It was true. When had it become true? They didn’t know. Somehow, sometime, they had just belonged. They hadn’t noticed, but it had happened.

They hid their eyes behind their bangs and regained their composure. Then, smiling, they greeted the next person to say hello.

Maybe for the best, but who knows

“It wasn’t me.”

It looked like no one believed the mage, except for the monk. She would have claimed responsibility, the monk knew. The mage wouldn’t have blown the horizon up and then deny it.

“This is worthless,” the rogue scoffed. “We came all this way, it’s gone now, fantastic.”

“Let’s not jump to conclusions,” the monk said.

“You are just happy you don’t have to decide what to do about the horizon.”

“You were on watch.” The monk turned, exasperated, toward the barbarian, knowing he would have an answer. “Did anyone near the horizon?”

The barbarian shook his head.

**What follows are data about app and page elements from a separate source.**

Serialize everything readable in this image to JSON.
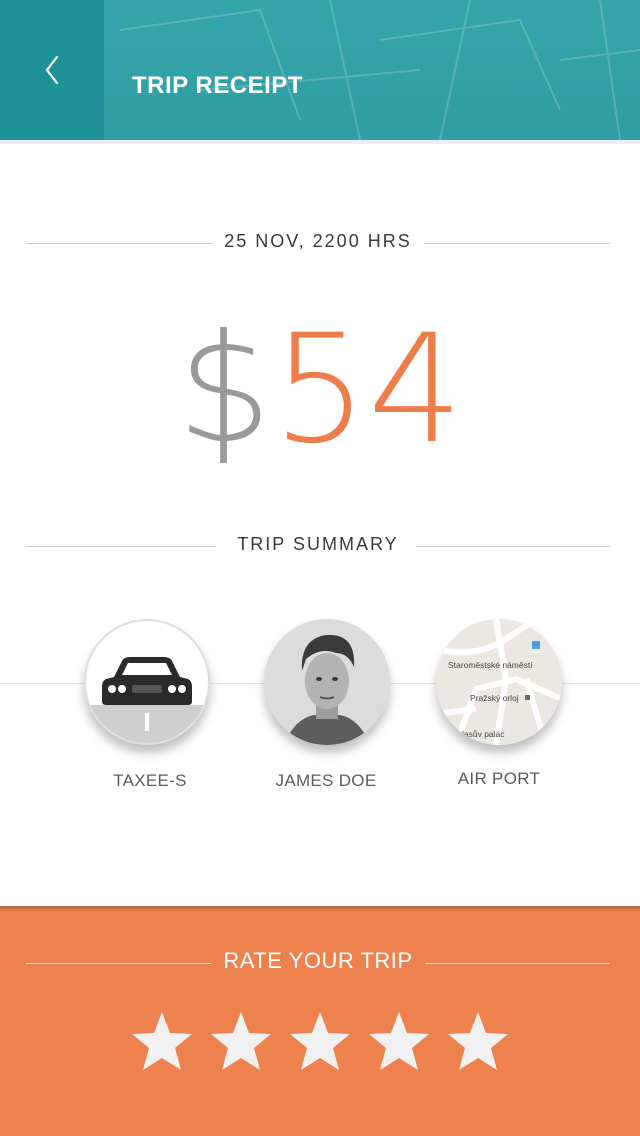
{
  "header": {
    "title": "TRIP RECEIPT",
    "back_icon": "chevron-left-icon",
    "color": "#2e9ea3"
  },
  "receipt": {
    "datetime": "25 NOV, 2200 HRS",
    "currency_symbol": "$",
    "amount": "54",
    "accent": "#ee7d4c"
  },
  "summary": {
    "heading": "TRIP SUMMARY",
    "items": [
      {
        "label": "TAXEE-S",
        "icon": "car-icon"
      },
      {
        "label": "JAMES DOE",
        "icon": "avatar"
      },
      {
        "label": "AIR PORT",
        "icon": "map-thumbnail"
      }
    ],
    "map_labels": [
      "Staroměstské náměstí",
      "Pražský orloj",
      "lasův palác"
    ]
  },
  "rating": {
    "heading": "RATE YOUR TRIP",
    "max_stars": 5,
    "selected": 0,
    "panel_color": "#ee824f"
  }
}
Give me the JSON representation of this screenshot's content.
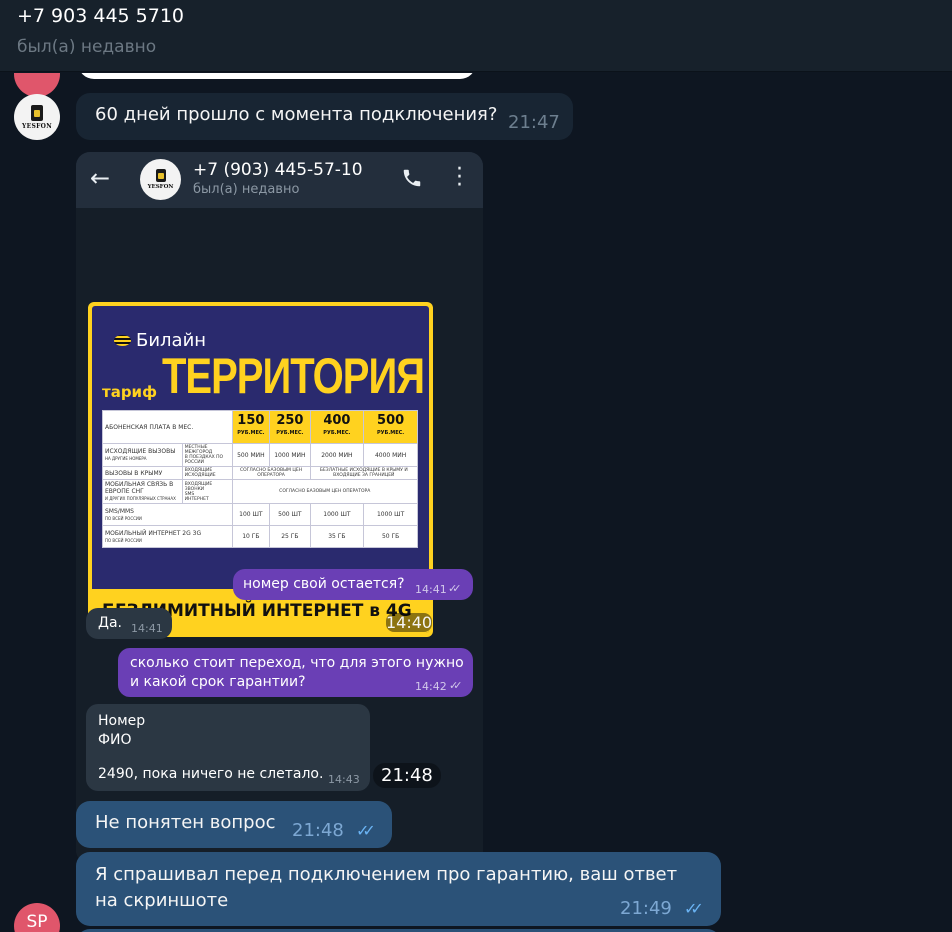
{
  "header": {
    "title": "+7 903 445 5710",
    "status": "был(а) недавно"
  },
  "avatars": {
    "contact_brand": "YESFON",
    "user_initials": "SP"
  },
  "messages": [
    {
      "text": "60 дней прошло с момента подключения?",
      "time": "21:47"
    },
    {
      "text": "Не понятен вопрос",
      "time": "21:48"
    },
    {
      "text": "Я спрашивал перед подключением про гарантию, ваш ответ на скриншоте",
      "time": "21:49"
    }
  ],
  "screenshot": {
    "time": "21:48",
    "phone_title": "+7 (903) 445-57-10",
    "phone_status": "был(а) недавно",
    "promo": {
      "brand": "Билайн",
      "tarif_label": "тариф",
      "tarif_name": "ТЕРРИТОРИЯ",
      "fee_label": "АБОНЕНСКАЯ ПЛАТА В МЕС.",
      "prices": [
        "150",
        "250",
        "400",
        "500"
      ],
      "price_unit": "РУБ.МЕС.",
      "row_outgoing": "ИСХОДЯЩИЕ ВЫЗОВЫ",
      "row_outgoing_sub": "НА ДРУГИЕ НОМЕРА",
      "sub_local": "МЕСТНЫЕ",
      "sub_intercity": "МЕЖГОРОД",
      "sub_travel": "В ПОЕЗДКАХ ПО РОССИИ",
      "minutes": [
        "500 МИН",
        "1000 МИН",
        "2000 МИН",
        "4000 МИН"
      ],
      "row_crimea": "ВЫЗОВЫ В КРЫМУ",
      "sub_incoming": "ВХОДЯЩИЕ",
      "sub_outgoing": "ИСХОДЯЩИЕ",
      "note_base": "СОГЛАСНО БАЗОВЫМ ЦЕН ОПЕРАТОРА",
      "note_crimea": "БЕЗЛАТНЫЕ ИСХОДЯЩИЕ В КРЫМУ И ВХОДЯЩИЕ ЗА ГРАНИЦЕЙ",
      "row_cis": "МОБИЛЬНАЯ СВЯЗЬ В ЕВРОПЕ СНГ",
      "row_cis_sub": "И ДРУГИХ ПОПУЛЯРНЫХ СТРАНАХ",
      "sub_incoming_calls": "ВХОДЯЩИЕ ЗВОНКИ",
      "sub_sms": "SMS",
      "sub_internet": "ИНТЕРНЕТ",
      "row_sms": "SMS/MMS",
      "row_sms_sub": "ПО ВСЕЙ РОССИИ",
      "sms": [
        "100 ШТ",
        "500 ШТ",
        "1000 ШТ",
        "1000 ШТ"
      ],
      "row_internet": "МОБИЛЬНЫЙ ИНТЕРНЕТ 2G 3G",
      "row_internet_sub": "ПО ВСЕЙ РОССИИ",
      "gb": [
        "10 ГБ",
        "25 ГБ",
        "35 ГБ",
        "50 ГБ"
      ],
      "banner": "БЕЗЛИМИТНЫЙ ИНТЕРНЕТ в 4G",
      "time": "14:40"
    },
    "messages": [
      {
        "text": "номер свой остается?",
        "time": "14:41"
      },
      {
        "text": "Да.",
        "time": "14:41"
      },
      {
        "text": "сколько стоит переход, что для этого нужно и какой срок гарантии?",
        "time": "14:42"
      },
      {
        "line1": "Номер",
        "line2": "ФИО",
        "line3": "2490, пока ничего не слетало.",
        "time": "14:43"
      }
    ]
  },
  "colors": {
    "background": "#0e1621",
    "header": "#17212b",
    "incoming_bubble": "#182533",
    "outgoing_bubble": "#2b5278",
    "read_ticks": "#6ab3f3",
    "phone_outgoing": "#6a3fb5"
  }
}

“We have to open our minds to what all could have happened. I know it seems odd, an explosion not caused by the mage, but she isn’t responsible for every explosion.”

“Sometimes it’s the rogue,” the ranger agreed, snark evident in her voice. The rogue glared at her.

“Let’s look around. Split into two groups. The barbarian will stay at our campsite, in case something happens here. The mage and I will go south, you two go north.”

The party agreed on this and began to examine what was left of the horizon.

The barbarian waited, knowing they would find nothing. Knowing all tracks were covered. With no horizon left, they would all finally start their trek back home.

One of many worries to have about living in space

“Maddy? What’s that?”

They looked at their child and then at the direction they pointed at. “They’re replacing parts of the air filtration on the ship. Those people are carrying the parts to do it.”

The child nodded as they both watched the labor force work quickly and efficiently to move the machinery through the crowd to wherever it was they were taking it to. They normally didn’t mind seeing this, it was always nice to know that repairs on the ship were being made immediately, but at the same time… They wondered how many times lately they had seen new parts for air conditioning. Not only in the ship’s city center, but down on the forest level, the business quarter, and even near their own apartment. They hoped it meant upgrades and not a sudden failure of all the systems.

“Maddy? Where is the air filtration?”

“Everywhere. You know there is no air outside of the ship walls. We have to create everything we need in here.”

As if that answered all questions in the known universe, their child nodded resolutely. “Okay.”

They took their child’s hand and continued to walk through the crowd, suddenly wondering if living here was safe.